It’s so easy to disconnect, to not join up the dots.  I was asked to speak about sustainable and responsible tourism at the World Travel Market last week.  This huge event is part sponsored by Qatar Tourism Authority.  Qatar is one of the richest countries in the world, and yet in the building of the stadia and infrastructure for the 2022 World Cup, over 1,200 migrants workers – toiling in slave conditions, have died.  Many of these fit men die of heart attacks. Shocking, just shocking. Big corporate sponsors won’t use their muscle to stand up to FIFA and get this addressed. Shameful. I told the audience that if we in the travel industry are serious about sustainable and responsible snowsports we must not just turn a blind eye to Qatar sponsoring a travel industry event.  We are connected, and we can’t in good conscience pretend that we aren’t. We owe our fellow human beings more than that. We have the opportunity to influence Qatar by speaking out and not accepting sponsorship until the situation is resolved.  The point I made was well received – and I plan to try to take this forward.

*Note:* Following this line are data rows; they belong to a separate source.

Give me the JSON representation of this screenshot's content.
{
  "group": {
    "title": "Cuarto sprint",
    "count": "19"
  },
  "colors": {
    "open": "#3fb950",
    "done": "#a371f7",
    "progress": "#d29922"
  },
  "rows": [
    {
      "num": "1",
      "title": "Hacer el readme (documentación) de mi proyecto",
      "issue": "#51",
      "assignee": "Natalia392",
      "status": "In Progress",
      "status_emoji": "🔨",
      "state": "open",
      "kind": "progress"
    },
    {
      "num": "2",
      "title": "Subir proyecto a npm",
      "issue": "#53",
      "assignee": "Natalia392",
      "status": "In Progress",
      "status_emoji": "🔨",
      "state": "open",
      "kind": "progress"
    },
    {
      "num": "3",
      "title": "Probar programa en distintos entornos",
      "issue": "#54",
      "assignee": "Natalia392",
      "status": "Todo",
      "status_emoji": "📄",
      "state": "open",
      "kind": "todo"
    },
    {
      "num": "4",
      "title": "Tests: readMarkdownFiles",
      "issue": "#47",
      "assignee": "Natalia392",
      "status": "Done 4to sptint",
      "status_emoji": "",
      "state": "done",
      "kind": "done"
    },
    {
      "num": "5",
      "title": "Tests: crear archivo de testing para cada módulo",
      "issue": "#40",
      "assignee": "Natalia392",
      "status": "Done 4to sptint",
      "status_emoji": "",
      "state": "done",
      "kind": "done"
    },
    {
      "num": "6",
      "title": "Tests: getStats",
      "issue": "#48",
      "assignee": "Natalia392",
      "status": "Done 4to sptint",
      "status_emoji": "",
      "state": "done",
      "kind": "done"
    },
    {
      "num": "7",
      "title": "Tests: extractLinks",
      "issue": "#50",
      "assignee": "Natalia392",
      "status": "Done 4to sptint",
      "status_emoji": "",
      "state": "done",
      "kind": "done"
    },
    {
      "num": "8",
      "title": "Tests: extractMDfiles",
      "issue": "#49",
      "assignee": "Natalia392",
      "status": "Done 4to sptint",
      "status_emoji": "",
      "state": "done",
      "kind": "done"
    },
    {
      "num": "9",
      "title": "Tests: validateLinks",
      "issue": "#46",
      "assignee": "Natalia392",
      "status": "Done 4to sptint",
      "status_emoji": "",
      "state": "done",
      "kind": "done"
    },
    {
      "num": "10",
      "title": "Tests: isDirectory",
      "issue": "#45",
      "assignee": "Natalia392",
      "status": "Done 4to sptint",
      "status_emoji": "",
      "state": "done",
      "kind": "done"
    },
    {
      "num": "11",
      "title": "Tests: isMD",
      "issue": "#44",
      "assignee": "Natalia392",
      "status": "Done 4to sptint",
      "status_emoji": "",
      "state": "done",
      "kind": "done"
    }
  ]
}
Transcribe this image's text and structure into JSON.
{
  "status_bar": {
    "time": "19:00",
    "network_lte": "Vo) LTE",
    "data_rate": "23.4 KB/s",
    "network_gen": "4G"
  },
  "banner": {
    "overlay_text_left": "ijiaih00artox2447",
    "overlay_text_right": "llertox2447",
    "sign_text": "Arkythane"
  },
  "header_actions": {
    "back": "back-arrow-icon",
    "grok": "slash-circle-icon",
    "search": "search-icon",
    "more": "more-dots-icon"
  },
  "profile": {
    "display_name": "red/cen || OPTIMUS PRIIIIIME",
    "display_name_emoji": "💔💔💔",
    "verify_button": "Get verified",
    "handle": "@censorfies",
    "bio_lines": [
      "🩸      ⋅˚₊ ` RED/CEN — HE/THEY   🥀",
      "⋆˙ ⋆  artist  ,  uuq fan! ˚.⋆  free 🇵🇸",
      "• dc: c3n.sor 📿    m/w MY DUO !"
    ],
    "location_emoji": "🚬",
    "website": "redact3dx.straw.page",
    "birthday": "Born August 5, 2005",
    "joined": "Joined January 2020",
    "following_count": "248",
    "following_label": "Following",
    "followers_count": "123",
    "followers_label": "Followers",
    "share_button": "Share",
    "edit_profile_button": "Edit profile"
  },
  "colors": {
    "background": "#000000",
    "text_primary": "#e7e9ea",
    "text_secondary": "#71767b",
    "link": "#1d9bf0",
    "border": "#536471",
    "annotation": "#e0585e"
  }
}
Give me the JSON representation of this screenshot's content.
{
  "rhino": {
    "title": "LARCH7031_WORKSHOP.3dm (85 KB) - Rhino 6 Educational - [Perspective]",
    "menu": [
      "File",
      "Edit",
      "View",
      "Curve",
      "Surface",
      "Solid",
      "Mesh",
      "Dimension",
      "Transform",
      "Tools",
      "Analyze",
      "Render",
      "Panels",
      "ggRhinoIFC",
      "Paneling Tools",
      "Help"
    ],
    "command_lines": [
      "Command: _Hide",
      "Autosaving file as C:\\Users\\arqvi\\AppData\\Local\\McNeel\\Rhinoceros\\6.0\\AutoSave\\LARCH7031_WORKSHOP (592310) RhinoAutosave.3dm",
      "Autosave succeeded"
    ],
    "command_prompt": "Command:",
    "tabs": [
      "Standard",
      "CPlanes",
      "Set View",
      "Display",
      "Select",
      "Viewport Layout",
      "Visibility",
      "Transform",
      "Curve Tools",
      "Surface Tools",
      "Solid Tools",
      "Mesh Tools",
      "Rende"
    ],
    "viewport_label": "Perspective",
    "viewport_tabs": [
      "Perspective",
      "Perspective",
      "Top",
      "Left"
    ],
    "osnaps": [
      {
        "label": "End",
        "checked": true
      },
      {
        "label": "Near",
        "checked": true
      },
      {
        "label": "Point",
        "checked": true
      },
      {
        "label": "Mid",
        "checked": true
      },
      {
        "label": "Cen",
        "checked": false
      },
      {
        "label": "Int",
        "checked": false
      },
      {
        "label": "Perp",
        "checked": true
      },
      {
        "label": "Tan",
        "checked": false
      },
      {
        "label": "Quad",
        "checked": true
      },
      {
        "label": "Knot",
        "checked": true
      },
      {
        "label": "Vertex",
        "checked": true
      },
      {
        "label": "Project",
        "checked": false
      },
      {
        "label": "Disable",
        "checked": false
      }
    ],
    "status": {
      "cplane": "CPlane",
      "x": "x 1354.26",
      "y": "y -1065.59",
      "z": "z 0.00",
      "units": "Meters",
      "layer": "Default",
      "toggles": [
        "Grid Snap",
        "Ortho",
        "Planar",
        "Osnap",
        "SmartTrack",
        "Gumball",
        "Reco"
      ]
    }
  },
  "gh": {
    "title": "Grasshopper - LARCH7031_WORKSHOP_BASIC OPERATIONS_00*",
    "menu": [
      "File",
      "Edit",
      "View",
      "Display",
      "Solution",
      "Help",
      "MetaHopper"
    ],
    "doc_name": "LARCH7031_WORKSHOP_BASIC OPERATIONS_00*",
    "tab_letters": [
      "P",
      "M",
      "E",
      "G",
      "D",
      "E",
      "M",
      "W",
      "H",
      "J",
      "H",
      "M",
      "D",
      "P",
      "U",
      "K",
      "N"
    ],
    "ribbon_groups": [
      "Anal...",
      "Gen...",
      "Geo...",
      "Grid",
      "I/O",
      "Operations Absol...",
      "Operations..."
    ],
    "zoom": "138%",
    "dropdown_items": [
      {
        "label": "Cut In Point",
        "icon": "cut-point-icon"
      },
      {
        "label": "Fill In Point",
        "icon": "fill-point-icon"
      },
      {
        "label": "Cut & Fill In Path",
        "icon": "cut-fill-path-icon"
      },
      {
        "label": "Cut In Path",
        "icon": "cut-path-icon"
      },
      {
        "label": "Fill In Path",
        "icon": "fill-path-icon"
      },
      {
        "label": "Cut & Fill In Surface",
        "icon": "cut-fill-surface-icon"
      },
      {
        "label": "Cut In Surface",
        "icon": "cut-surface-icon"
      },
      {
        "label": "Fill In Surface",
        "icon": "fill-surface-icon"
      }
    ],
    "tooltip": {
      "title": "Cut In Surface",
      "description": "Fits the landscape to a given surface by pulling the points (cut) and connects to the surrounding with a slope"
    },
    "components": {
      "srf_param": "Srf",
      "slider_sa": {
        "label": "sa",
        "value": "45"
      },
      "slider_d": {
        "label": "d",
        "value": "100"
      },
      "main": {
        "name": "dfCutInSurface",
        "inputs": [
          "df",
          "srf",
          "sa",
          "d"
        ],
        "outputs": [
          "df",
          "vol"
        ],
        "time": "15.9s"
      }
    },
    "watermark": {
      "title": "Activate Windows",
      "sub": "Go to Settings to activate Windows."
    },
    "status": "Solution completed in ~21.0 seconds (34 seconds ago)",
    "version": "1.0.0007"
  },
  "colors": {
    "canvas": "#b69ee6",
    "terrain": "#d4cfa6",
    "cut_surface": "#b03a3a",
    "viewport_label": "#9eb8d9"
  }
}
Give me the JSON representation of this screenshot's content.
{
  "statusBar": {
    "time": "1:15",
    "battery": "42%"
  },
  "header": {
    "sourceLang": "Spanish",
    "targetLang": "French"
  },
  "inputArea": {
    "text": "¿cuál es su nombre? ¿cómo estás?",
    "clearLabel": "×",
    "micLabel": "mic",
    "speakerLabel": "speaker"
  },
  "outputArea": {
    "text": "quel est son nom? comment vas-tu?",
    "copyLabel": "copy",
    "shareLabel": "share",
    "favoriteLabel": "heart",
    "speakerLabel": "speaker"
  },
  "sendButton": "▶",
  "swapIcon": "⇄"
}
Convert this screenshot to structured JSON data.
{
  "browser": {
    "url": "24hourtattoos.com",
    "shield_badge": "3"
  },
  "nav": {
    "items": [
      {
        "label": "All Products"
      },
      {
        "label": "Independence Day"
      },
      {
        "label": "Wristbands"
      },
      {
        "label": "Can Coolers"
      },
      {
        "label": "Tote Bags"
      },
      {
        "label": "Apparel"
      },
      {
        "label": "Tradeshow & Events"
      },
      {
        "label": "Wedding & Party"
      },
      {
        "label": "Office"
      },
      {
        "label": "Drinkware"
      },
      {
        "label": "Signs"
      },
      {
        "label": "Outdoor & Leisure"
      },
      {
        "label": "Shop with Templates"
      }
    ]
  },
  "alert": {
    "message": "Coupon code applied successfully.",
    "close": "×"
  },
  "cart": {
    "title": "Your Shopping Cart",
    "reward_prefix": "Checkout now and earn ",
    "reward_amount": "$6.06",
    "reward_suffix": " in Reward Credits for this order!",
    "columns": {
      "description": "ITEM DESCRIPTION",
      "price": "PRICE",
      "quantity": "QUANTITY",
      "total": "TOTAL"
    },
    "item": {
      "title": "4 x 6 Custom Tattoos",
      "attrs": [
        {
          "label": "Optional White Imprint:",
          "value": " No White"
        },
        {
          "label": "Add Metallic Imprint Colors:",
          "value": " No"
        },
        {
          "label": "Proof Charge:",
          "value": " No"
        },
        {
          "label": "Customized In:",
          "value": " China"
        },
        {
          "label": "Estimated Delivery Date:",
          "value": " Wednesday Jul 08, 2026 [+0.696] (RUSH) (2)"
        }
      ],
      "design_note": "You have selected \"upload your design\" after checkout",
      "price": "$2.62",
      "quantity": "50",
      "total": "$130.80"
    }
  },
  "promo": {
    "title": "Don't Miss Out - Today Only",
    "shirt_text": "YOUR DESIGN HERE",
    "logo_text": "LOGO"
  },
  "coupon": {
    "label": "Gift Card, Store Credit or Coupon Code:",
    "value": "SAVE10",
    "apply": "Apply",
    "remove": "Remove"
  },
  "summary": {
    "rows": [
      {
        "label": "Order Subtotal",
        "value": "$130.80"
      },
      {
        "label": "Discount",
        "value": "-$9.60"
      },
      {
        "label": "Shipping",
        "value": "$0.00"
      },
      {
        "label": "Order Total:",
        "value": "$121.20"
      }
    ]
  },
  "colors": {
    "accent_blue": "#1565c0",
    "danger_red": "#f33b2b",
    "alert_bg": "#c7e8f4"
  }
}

It feels the right thing to do.

Stand on the beaches of Lesbos, Greece – as I did recently – and watch boats coming in overloaded with families escaping the kind of horror stories – happening on a daily basis - that we saw in Paris.  There’s an art-therapy project there to help the children communicate their trauma the pictures that the children draw about the situation back home in Syria or Afghanistan is really shocking: helicopter attacks, beheadings. Drawn by children. 

I believe that the disregard that we have for the world’s recourses is a contributing factor to the unhappiness both in the ‘developing world’ and in the ‘developed world’.  Travelling to a ski resorts by train saves many kg of oil and pollution compared to flying or driving, but of course is only one of the many positive actions we can take.  

We live in a world now where radicalised Islam is able to persuade or indoctrinate people to commit atrocities on innocent fellow citizens.  Indeed, many of the suicide bombers in Paris are reported to have spoken in perfect French accents.

It seems likely to be the case – intuitively - that kind of radicalised ideas cannot flourish without the right base conditions. It's easy to blame politics. "We shouldn't have attacked Iraq/Afganistan/Syria. We should have attacked Iraq/Afghanistan/Syria. Etc etc. But let's look a little wider, a little deeper too.  Are we playing our part in creating these conditions? Can we examine the effect that our so-called ‘civilised beliefs’ might have on creating ‘uncivilised’ ones - the kind that can persuade someone to gun down and blow up fellow citizens?  Are we turning a blind eye to the effect that our unfettered consumerism plays?  Can we waste less stuff, reduce the damage that we are inflicting on other parts of the world and spread the wealth better?  Is much of our existence becoming so ‘radically consumerist’ that our perspective is being skewed and perverted?  Are we turning blind eye to the effect we have on the planet and other people that we share it with?  Can we change this?  Of course we can.

Travelling by train is a small step to reducing our demands on the planet, leaving more resources to be shared. A drop in the ocean, in terms of it's of the effect, of course. But the ocean is only made up of small drops. If we start to care more about the planet's recources, this will inform far more actions and decisions than just whether to fly, take the train or drive to a ski resort. Let's think about this, let's talk about this. We can't afford not to.  

It would have been easier not to write an article like this - and the ideas here aren't mean to be prescriptive, but instead provoking of thought and discussion. In arguing against hypocrisy, it is easy to be hypocritical oneself. But the message of this article is well intended and valid all the same: let’s make this planet a happier one, a kinder one, a fairer one, a safer one, and a wiser one.  We really can.